Still, the late-night hosts say they will ease back into comedy gradually, temporarily forgoing many of their usual bits.

An emotional Letterman began the "Late Show" Monday without the fanfare, music and opening monologue that usually mark the first few minutes of the show. Sitting solemnly, the late-night veteran admitted he wondered about whether it was "appropriate" to host a comedy show so soon after the tragedy. He decided to return, though, to honor New York City Mayor Rudolph Giuliani's request that the city begin to return to normal life.

The show was anything but the usual hour-long showcase for Letterman's irony-and-absurdity-laced humor.

"We've lost more than 5,000 of our fellow New Yorkers and, boy, you can feel it... It's just terribly sad," said Letterman, who also railed against the perpetrators of history's worst act of terrorism: "They did it because of 'religious fervor'? And if you live to be 1,000 years old, will that make any sense to you? Will that make any sense at all?"

Letterman took a few digs at guest Regis Philbin, a "Late Show" regular -- "at least we have something to make fun of tonight" -- but the remainder of the show was equally somber, as Letterman discussed the tragedy with Philbin and "CBS Evening News" anchorman Dan Rather.

Rather broke down and sobbed twice, for which he apologized, saying "I'm a pro. I'm paid not to let it show."
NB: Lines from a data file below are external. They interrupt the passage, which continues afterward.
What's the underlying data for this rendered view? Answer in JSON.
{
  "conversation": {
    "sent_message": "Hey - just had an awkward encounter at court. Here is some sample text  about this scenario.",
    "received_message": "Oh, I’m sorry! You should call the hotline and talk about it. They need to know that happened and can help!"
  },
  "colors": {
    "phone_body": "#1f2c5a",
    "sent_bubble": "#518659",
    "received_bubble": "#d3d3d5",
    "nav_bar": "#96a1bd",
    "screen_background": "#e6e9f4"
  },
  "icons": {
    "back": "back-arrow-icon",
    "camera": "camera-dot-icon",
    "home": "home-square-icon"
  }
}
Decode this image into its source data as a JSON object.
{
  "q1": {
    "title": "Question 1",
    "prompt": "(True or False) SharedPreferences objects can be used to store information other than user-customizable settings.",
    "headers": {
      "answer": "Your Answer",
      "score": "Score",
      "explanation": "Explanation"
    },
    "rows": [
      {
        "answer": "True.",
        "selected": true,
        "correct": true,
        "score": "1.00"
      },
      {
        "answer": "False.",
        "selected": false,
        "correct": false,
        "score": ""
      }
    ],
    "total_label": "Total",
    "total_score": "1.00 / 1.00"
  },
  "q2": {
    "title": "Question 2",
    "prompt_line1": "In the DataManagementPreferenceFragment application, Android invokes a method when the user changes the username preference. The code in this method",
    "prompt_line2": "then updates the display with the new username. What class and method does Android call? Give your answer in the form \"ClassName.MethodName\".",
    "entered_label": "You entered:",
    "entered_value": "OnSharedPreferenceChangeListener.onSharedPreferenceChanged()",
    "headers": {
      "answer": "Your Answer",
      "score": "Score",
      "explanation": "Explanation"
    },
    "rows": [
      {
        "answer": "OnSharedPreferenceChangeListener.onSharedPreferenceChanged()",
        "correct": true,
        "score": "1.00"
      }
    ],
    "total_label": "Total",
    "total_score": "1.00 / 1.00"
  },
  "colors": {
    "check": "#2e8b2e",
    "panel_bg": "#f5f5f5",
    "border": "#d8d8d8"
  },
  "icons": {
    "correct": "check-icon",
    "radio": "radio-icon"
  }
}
Last night, "The Tonight Show," too, eschewed its usual hi-jinks. Instead of banter with the likes of Nicholas Cage and Dennis Rodman, the show featured Leno holding court with guest Sen. John McCain, R-Ariz., who declared, "God may take mercy on these terrorists, but we will not."

Sultanov, the psychologist, said Americans needed to let themselves experience distressing emotions in the days immediately following the tragedy, and that humor would have been "very inappropriate" during that time.

But, he said, "as people recover a little bit, that's the time that humor is most effective."

When comedy shows return full-force to humor, though, they'll have to wrestle with how to deal, if at all, with the topic.

Though such dark, unseemly chapters in American life as O.J. Simpson's double-murder trial or the U.S. government's raid on David Koresh's Waco compound have been accepted fodder for humor, the events of last week are on a scale heretofore unimagined -- and, thus, probably toxic for comics.

"I think it's going to be tough sledding for comedy writers over the next few months because these wounds are deep and are not going to heal easily. I don't know if we're going to be able to joke about terrorists and things like that in the future," said John DiPitero, a Worcester State College communications professor. "There are comedians who make a living out of offending everyone, and now, you don't know who you're offending."

Sultanov believes, however, that comics will eventually approach the subject, albeit in tangential ways.

"While is clearly isn't funny, we're going to find funny things that come out of it. It will be gradual. You're not going to hear the jokes about people being incinerated, which you did hear after Waco," he said.

Said Izzy Giselle, a Northampton-based motivational speaker and former stand-up comic, "I think Letterman and Leno are going to go and test the waters and be respectful of the audience. It's not going to be a joke about the victims. It's going to be a joke about the perpetrators. Or that Fidel Castro wants to join the coalition: I can see Bush saying, 'Who invited this guy?'"

Many regulars in the Boston comedy circuit are wrestling with similar questions.

"Obviously, we're not going to touch on anything that has to do with buildings, airplanes, anything like that," said Will Luera, artistic director of Cambridge's Improv Theatre. "This broke all the boundaries that we normally can play with, like ultra-patriotism or ultra-religious fanatics."

Boston stand-up comic Emily Singer said "jokes about the tragedy are inappropriate" but believes comedy unrelated to those events could be therapeutic and help people "escape" their grip for at least a little while.

"Comedy can be extremely healing," said Singer, who entered the business "as a way of getting over the loss of a friend. To be able to laugh for a half-hour or an hour, it's an incredibly empowering experience."